That's it for today and aside from the obligatory information that you can find addition real short (and I mean "short" as in few words) short news on, e.g.
  • Most nuts deliver way less energy than the label or calorie tables tell you - for almonds, for example it's ~35%  less (learn more)
    More direct evidence for the free fatty acid - muscular glucose uptake connection: Reducing the amount of free fatty acids in the blood has immediate effects on the ability of the muscle (esp. of diabetics) to take up glucose (read more)
  • The verdict on nuts: Not only are nuts not fattening, a recent meta review suggests that incorporating them into your diet may even yield reductions in BMI and more important waist circumference (read more)
  • Stupid fools! "Reduced fat" labels are a signal to overeat... well, sort of at least the average customer is more likely to overeat, when the label tells him/her "this food is not as bad as the real deal" (read more)
there is just one thing left to do for me, which is to wish all of you a great Saturday morning, noon, afternoon and evening (whatever your clock may tell you it is now and will be in a few hours :-)

  • Assalin HB, Rafacho BP, Dos Santos PP, Ardisson LP, Roscani MG, Chiuso-Minicucci F, Barbisan LF, Fernandes AA, Azevedo PS, Minicucci MF, Zornoff LA, Rupp de Paiva SA. Impact of the Length of Vitamin D Deficiency on Cardiac Remodeling. Circ Heart Fail. 2013 May 24.
  • Buscombe RM, Inskip H. Affective change as a function of exercise intensity in a group aerobics class. Journal of Exercise, Science & Fitness. 2013 [epub ahead of print]
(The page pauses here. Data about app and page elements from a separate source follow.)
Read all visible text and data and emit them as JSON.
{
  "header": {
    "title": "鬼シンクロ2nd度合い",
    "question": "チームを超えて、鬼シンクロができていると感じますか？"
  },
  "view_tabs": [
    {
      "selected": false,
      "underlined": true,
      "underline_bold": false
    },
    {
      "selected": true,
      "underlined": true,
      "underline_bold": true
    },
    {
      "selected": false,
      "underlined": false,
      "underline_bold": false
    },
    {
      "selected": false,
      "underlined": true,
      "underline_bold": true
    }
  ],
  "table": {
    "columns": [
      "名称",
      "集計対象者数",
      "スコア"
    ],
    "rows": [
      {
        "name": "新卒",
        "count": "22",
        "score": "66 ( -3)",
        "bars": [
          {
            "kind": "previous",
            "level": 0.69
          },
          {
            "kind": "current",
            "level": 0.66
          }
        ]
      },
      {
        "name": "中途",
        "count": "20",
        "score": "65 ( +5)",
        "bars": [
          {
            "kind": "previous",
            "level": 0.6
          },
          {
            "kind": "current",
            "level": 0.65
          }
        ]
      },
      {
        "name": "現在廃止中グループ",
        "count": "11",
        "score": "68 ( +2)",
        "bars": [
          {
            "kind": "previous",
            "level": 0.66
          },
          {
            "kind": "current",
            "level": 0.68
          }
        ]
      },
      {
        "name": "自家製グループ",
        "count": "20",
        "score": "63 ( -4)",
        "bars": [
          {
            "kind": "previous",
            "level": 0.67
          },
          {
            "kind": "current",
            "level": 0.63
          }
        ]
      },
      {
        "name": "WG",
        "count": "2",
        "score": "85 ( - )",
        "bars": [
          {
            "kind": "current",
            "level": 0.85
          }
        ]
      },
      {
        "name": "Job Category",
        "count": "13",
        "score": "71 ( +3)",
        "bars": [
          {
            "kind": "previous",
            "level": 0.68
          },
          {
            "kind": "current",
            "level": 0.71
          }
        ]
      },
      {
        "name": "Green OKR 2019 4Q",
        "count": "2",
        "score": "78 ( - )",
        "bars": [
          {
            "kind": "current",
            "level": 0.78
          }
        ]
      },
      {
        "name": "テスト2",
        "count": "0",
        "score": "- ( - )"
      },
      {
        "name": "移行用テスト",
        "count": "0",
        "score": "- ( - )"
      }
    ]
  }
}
  • Pranprawit A, Wolber FM, Heyes JA, Molan AL, Kruger MC. Short-term and long-term effects of excessive consumption of saturated fats and/or sucrose on metabolic variables in Sprague Dawley rats: A pilot study. J Sci Food Agric. 2013 May 24.